**PROBLEM TO SOLVE**
From the first line to the last, give the records again exactly and skip the pictures.

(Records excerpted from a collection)
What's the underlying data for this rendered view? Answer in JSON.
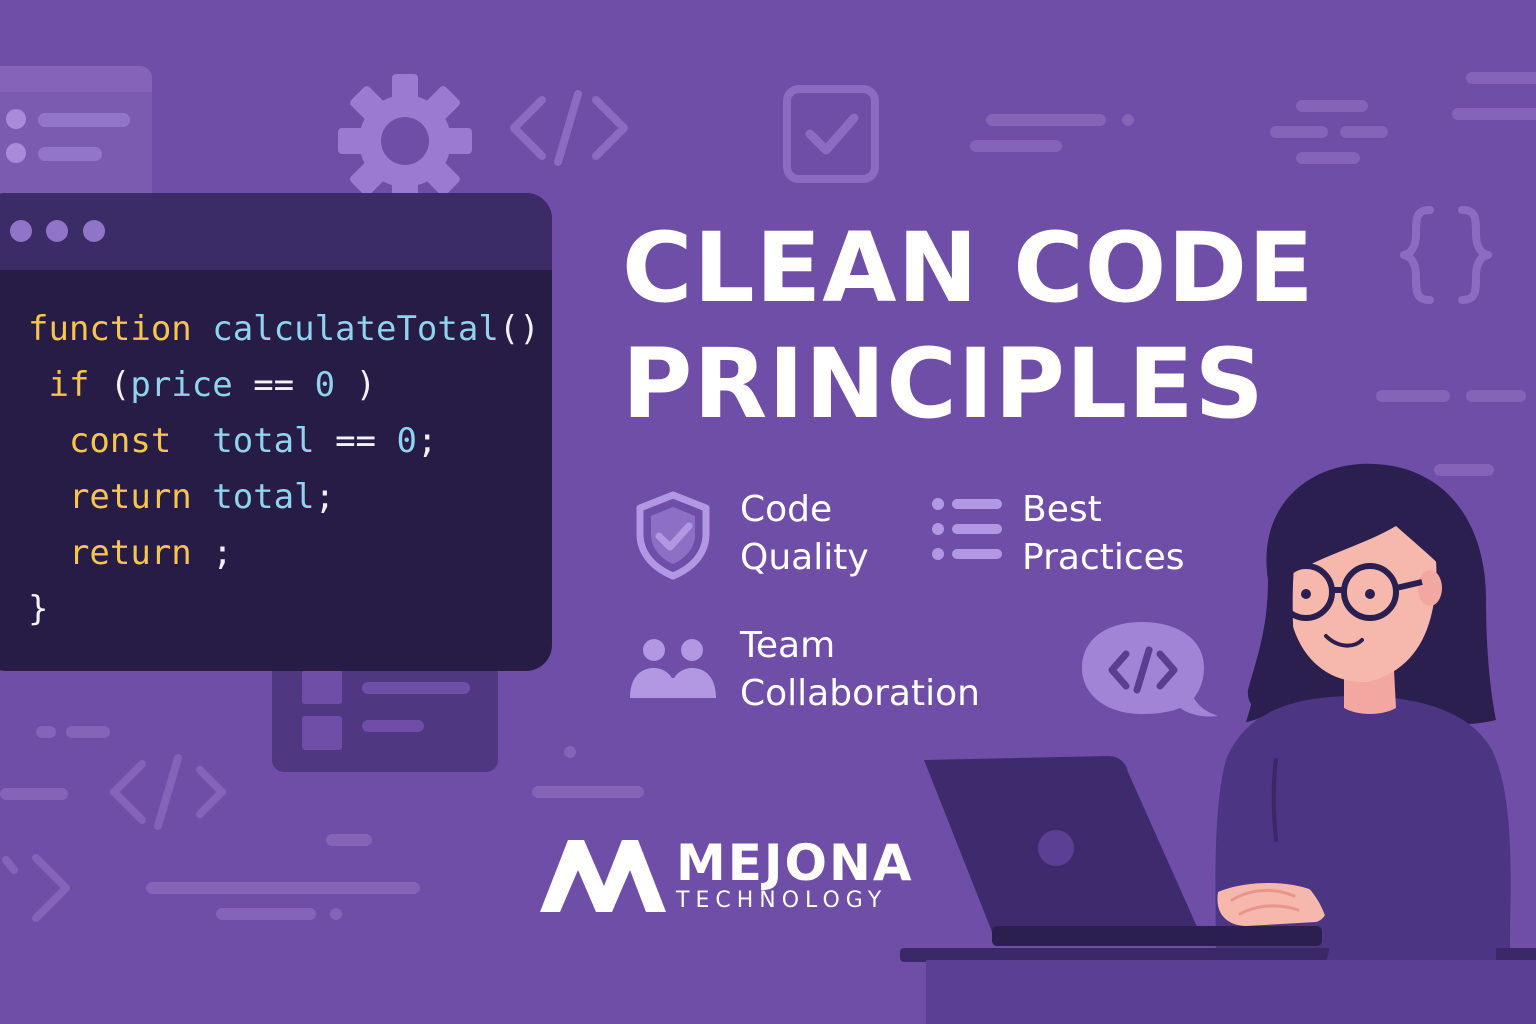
{
  "code_window": {
    "lines": [
      {
        "parts": [
          {
            "t": "function",
            "c": "kw"
          },
          {
            "t": " calculateTotal",
            "c": "fn"
          },
          {
            "t": "()",
            "c": "pl"
          }
        ]
      },
      {
        "parts": [
          {
            "t": " if",
            "c": "kw"
          },
          {
            "t": " (",
            "c": "pl"
          },
          {
            "t": "price",
            "c": "var"
          },
          {
            "t": " == ",
            "c": "pl"
          },
          {
            "t": "0",
            "c": "var"
          },
          {
            "t": " )",
            "c": "pl"
          }
        ]
      },
      {
        "parts": [
          {
            "t": "  const",
            "c": "kw"
          },
          {
            "t": "  total",
            "c": "var"
          },
          {
            "t": " == ",
            "c": "pl"
          },
          {
            "t": "0",
            "c": "var"
          },
          {
            "t": ";",
            "c": "pl"
          }
        ]
      },
      {
        "parts": [
          {
            "t": "  return",
            "c": "kw"
          },
          {
            "t": " total",
            "c": "var"
          },
          {
            "t": ";",
            "c": "pl"
          }
        ]
      },
      {
        "parts": [
          {
            "t": "  return",
            "c": "kw"
          },
          {
            "t": " ;",
            "c": "pl"
          }
        ]
      },
      {
        "parts": [
          {
            "t": "}",
            "c": "pl"
          }
        ]
      }
    ]
  },
  "title": {
    "line1": "CLEAN CODE",
    "line2": "PRINCIPLES"
  },
  "features": {
    "code_quality": {
      "line1": "Code",
      "line2": "Quality",
      "icon": "shield-check-icon"
    },
    "best_practices": {
      "line1": "Best",
      "line2": "Practices",
      "icon": "list-icon"
    },
    "team_collaboration": {
      "line1": "Team",
      "line2": "Collaboration",
      "icon": "team-icon"
    }
  },
  "logo": {
    "name": "MEJONA",
    "subtitle": "TECHNOLOGY"
  },
  "colors": {
    "background": "#6e4ea6",
    "code_bg": "#261c45",
    "keyword": "#f6c54b",
    "identifier": "#8fd3ef",
    "accent": "#a98ad9"
  }
}
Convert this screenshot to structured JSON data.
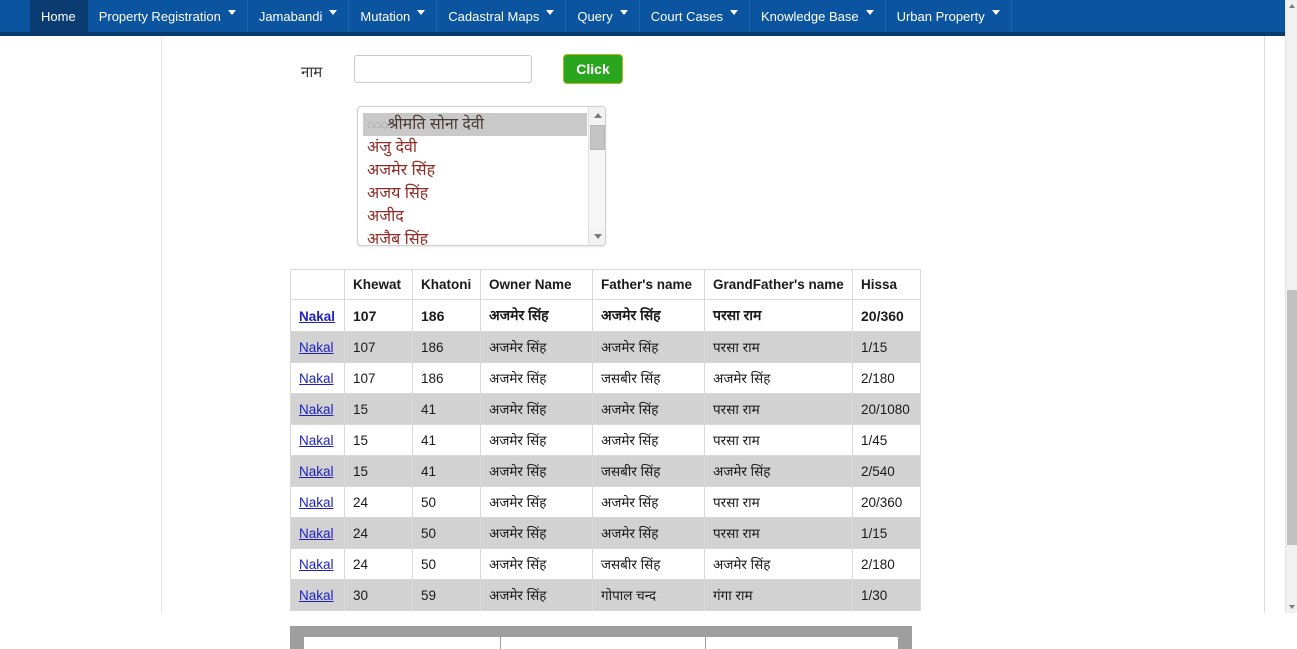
{
  "nav": {
    "items": [
      {
        "label": "Home",
        "has_caret": false,
        "active": true
      },
      {
        "label": "Property Registration",
        "has_caret": true,
        "active": false
      },
      {
        "label": "Jamabandi",
        "has_caret": true,
        "active": false
      },
      {
        "label": "Mutation",
        "has_caret": true,
        "active": false
      },
      {
        "label": "Cadastral Maps",
        "has_caret": true,
        "active": false
      },
      {
        "label": "Query",
        "has_caret": true,
        "active": false
      },
      {
        "label": "Court Cases",
        "has_caret": true,
        "active": false
      },
      {
        "label": "Knowledge Base",
        "has_caret": true,
        "active": false
      },
      {
        "label": "Urban Property",
        "has_caret": true,
        "active": false
      }
    ],
    "bar_color": "#0b549f",
    "active_color": "#0a3c72"
  },
  "search": {
    "name_label": "नाम",
    "name_value": "",
    "name_placeholder": "",
    "button_label": "Click",
    "button_color": "#2aa51e"
  },
  "suggestions": {
    "selected_index": 0,
    "items": [
      {
        "prefix": "◌◌◌",
        "label": "श्रीमति सोना देवी"
      },
      {
        "prefix": "",
        "label": "अंजु देवी"
      },
      {
        "prefix": "",
        "label": "अजमेर सिंह"
      },
      {
        "prefix": "",
        "label": "अजय सिंह"
      },
      {
        "prefix": "",
        "label": "अजीद"
      },
      {
        "prefix": "",
        "label": "अजैब सिंह"
      }
    ]
  },
  "table": {
    "columns": [
      "",
      "Khewat",
      "Khatoni",
      "Owner Name",
      "Father's name",
      "GrandFather's name",
      "Hissa"
    ],
    "action_label": "Nakal",
    "rows": [
      {
        "action": "Nakal",
        "khewat": "107",
        "khatoni": "186",
        "owner": "अजमेर सिंह",
        "father": "अजमेर सिंह",
        "grandfather": "परसा राम",
        "hissa": "20/360"
      },
      {
        "action": "Nakal",
        "khewat": "107",
        "khatoni": "186",
        "owner": "अजमेर सिंह",
        "father": "अजमेर सिंह",
        "grandfather": "परसा राम",
        "hissa": "1/15"
      },
      {
        "action": "Nakal",
        "khewat": "107",
        "khatoni": "186",
        "owner": "अजमेर सिंह",
        "father": "जसबीर सिंह",
        "grandfather": "अजमेर सिंह",
        "hissa": "2/180"
      },
      {
        "action": "Nakal",
        "khewat": "15",
        "khatoni": "41",
        "owner": "अजमेर सिंह",
        "father": "अजमेर सिंह",
        "grandfather": "परसा राम",
        "hissa": "20/1080"
      },
      {
        "action": "Nakal",
        "khewat": "15",
        "khatoni": "41",
        "owner": "अजमेर सिंह",
        "father": "अजमेर सिंह",
        "grandfather": "परसा राम",
        "hissa": "1/45"
      },
      {
        "action": "Nakal",
        "khewat": "15",
        "khatoni": "41",
        "owner": "अजमेर सिंह",
        "father": "जसबीर सिंह",
        "grandfather": "अजमेर सिंह",
        "hissa": "2/540"
      },
      {
        "action": "Nakal",
        "khewat": "24",
        "khatoni": "50",
        "owner": "अजमेर सिंह",
        "father": "अजमेर सिंह",
        "grandfather": "परसा राम",
        "hissa": "20/360"
      },
      {
        "action": "Nakal",
        "khewat": "24",
        "khatoni": "50",
        "owner": "अजमेर सिंह",
        "father": "अजमेर सिंह",
        "grandfather": "परसा राम",
        "hissa": "1/15"
      },
      {
        "action": "Nakal",
        "khewat": "24",
        "khatoni": "50",
        "owner": "अजमेर सिंह",
        "father": "जसबीर सिंह",
        "grandfather": "अजमेर सिंह",
        "hissa": "2/180"
      },
      {
        "action": "Nakal",
        "khewat": "30",
        "khatoni": "59",
        "owner": "अजमेर सिंह",
        "father": "गोपाल चन्द",
        "grandfather": "गंगा राम",
        "hissa": "1/30"
      }
    ]
  }
}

**ANSWER SECTION**
What's the underlying data for this rendered view? Answer in JSON.
{
  "code_window": {
    "lines": [
      {
        "parts": [
          {
            "t": "function",
            "c": "kw"
          },
          {
            "t": " calculateTotal",
            "c": "fn"
          },
          {
            "t": "()",
            "c": "pl"
          }
        ]
      },
      {
        "parts": [
          {
            "t": " if",
            "c": "kw"
          },
          {
            "t": " (",
            "c": "pl"
          },
          {
            "t": "price",
            "c": "var"
          },
          {
            "t": " == ",
            "c": "pl"
          },
          {
            "t": "0",
            "c": "var"
          },
          {
            "t": " )",
            "c": "pl"
          }
        ]
      },
      {
        "parts": [
          {
            "t": "  const",
            "c": "kw"
          },
          {
            "t": "  total",
            "c": "var"
          },
          {
            "t": " == ",
            "c": "pl"
          },
          {
            "t": "0",
            "c": "var"
          },
          {
            "t": ";",
            "c": "pl"
          }
        ]
      },
      {
        "parts": [
          {
            "t": "  return",
            "c": "kw"
          },
          {
            "t": " total",
            "c": "var"
          },
          {
            "t": ";",
            "c": "pl"
          }
        ]
      },
      {
        "parts": [
          {
            "t": "  return",
            "c": "kw"
          },
          {
            "t": " ;",
            "c": "pl"
          }
        ]
      },
      {
        "parts": [
          {
            "t": "}",
            "c": "pl"
          }
        ]
      }
    ]
  },
  "title": {
    "line1": "CLEAN CODE",
    "line2": "PRINCIPLES"
  },
  "features": {
    "code_quality": {
      "line1": "Code",
      "line2": "Quality",
      "icon": "shield-check-icon"
    },
    "best_practices": {
      "line1": "Best",
      "line2": "Practices",
      "icon": "list-icon"
    },
    "team_collaboration": {
      "line1": "Team",
      "line2": "Collaboration",
      "icon": "team-icon"
    }
  },
  "logo": {
    "name": "MEJONA",
    "subtitle": "TECHNOLOGY"
  },
  "colors": {
    "background": "#6e4ea6",
    "code_bg": "#261c45",
    "keyword": "#f6c54b",
    "identifier": "#8fd3ef",
    "accent": "#a98ad9"
  }
}
Convert this screenshot to structured JSON data.
{
  "nav": {
    "items": [
      {
        "label": "Home",
        "has_caret": false,
        "active": true
      },
      {
        "label": "Property Registration",
        "has_caret": true,
        "active": false
      },
      {
        "label": "Jamabandi",
        "has_caret": true,
        "active": false
      },
      {
        "label": "Mutation",
        "has_caret": true,
        "active": false
      },
      {
        "label": "Cadastral Maps",
        "has_caret": true,
        "active": false
      },
      {
        "label": "Query",
        "has_caret": true,
        "active": false
      },
      {
        "label": "Court Cases",
        "has_caret": true,
        "active": false
      },
      {
        "label": "Knowledge Base",
        "has_caret": true,
        "active": false
      },
      {
        "label": "Urban Property",
        "has_caret": true,
        "active": false
      }
    ],
    "bar_color": "#0b549f",
    "active_color": "#0a3c72"
  },
  "search": {
    "name_label": "नाम",
    "name_value": "",
    "name_placeholder": "",
    "button_label": "Click",
    "button_color": "#2aa51e"
  },
  "suggestions": {
    "selected_index": 0,
    "items": [
      {
        "prefix": "◌◌◌",
        "label": "श्रीमति सोना देवी"
      },
      {
        "prefix": "",
        "label": "अंजु देवी"
      },
      {
        "prefix": "",
        "label": "अजमेर सिंह"
      },
      {
        "prefix": "",
        "label": "अजय सिंह"
      },
      {
        "prefix": "",
        "label": "अजीद"
      },
      {
        "prefix": "",
        "label": "अजैब सिंह"
      }
    ]
  },
  "table": {
    "columns": [
      "",
      "Khewat",
      "Khatoni",
      "Owner Name",
      "Father's name",
      "GrandFather's name",
      "Hissa"
    ],
    "action_label": "Nakal",
    "rows": [
      {
        "action": "Nakal",
        "khewat": "107",
        "khatoni": "186",
        "owner": "अजमेर सिंह",
        "father": "अजमेर सिंह",
        "grandfather": "परसा राम",
        "hissa": "20/360"
      },
      {
        "action": "Nakal",
        "khewat": "107",
        "khatoni": "186",
        "owner": "अजमेर सिंह",
        "father": "अजमेर सिंह",
        "grandfather": "परसा राम",
        "hissa": "1/15"
      },
      {
        "action": "Nakal",
        "khewat": "107",
        "khatoni": "186",
        "owner": "अजमेर सिंह",
        "father": "जसबीर सिंह",
        "grandfather": "अजमेर सिंह",
        "hissa": "2/180"
      },
      {
        "action": "Nakal",
        "khewat": "15",
        "khatoni": "41",
        "owner": "अजमेर सिंह",
        "father": "अजमेर सिंह",
        "grandfather": "परसा राम",
        "hissa": "20/1080"
      },
      {
        "action": "Nakal",
        "khewat": "15",
        "khatoni": "41",
        "owner": "अजमेर सिंह",
        "father": "अजमेर सिंह",
        "grandfather": "परसा राम",
        "hissa": "1/45"
      },
      {
        "action": "Nakal",
        "khewat": "15",
        "khatoni": "41",
        "owner": "अजमेर सिंह",
        "father": "जसबीर सिंह",
        "grandfather": "अजमेर सिंह",
        "hissa": "2/540"
      },
      {
        "action": "Nakal",
        "khewat": "24",
        "khatoni": "50",
        "owner": "अजमेर सिंह",
        "father": "अजमेर सिंह",
        "grandfather": "परसा राम",
        "hissa": "20/360"
      },
      {
        "action": "Nakal",
        "khewat": "24",
        "khatoni": "50",
        "owner": "अजमेर सिंह",
        "father": "अजमेर सिंह",
        "grandfather": "परसा राम",
        "hissa": "1/15"
      },
      {
        "action": "Nakal",
        "khewat": "24",
        "khatoni": "50",
        "owner": "अजमेर सिंह",
        "father": "जसबीर सिंह",
        "grandfather": "अजमेर सिंह",
        "hissa": "2/180"
      },
      {
        "action": "Nakal",
        "khewat": "30",
        "khatoni": "59",
        "owner": "अजमेर सिंह",
        "father": "गोपाल चन्द",
        "grandfather": "गंगा राम",
        "hissa": "1/30"
      }
    ]
  }
}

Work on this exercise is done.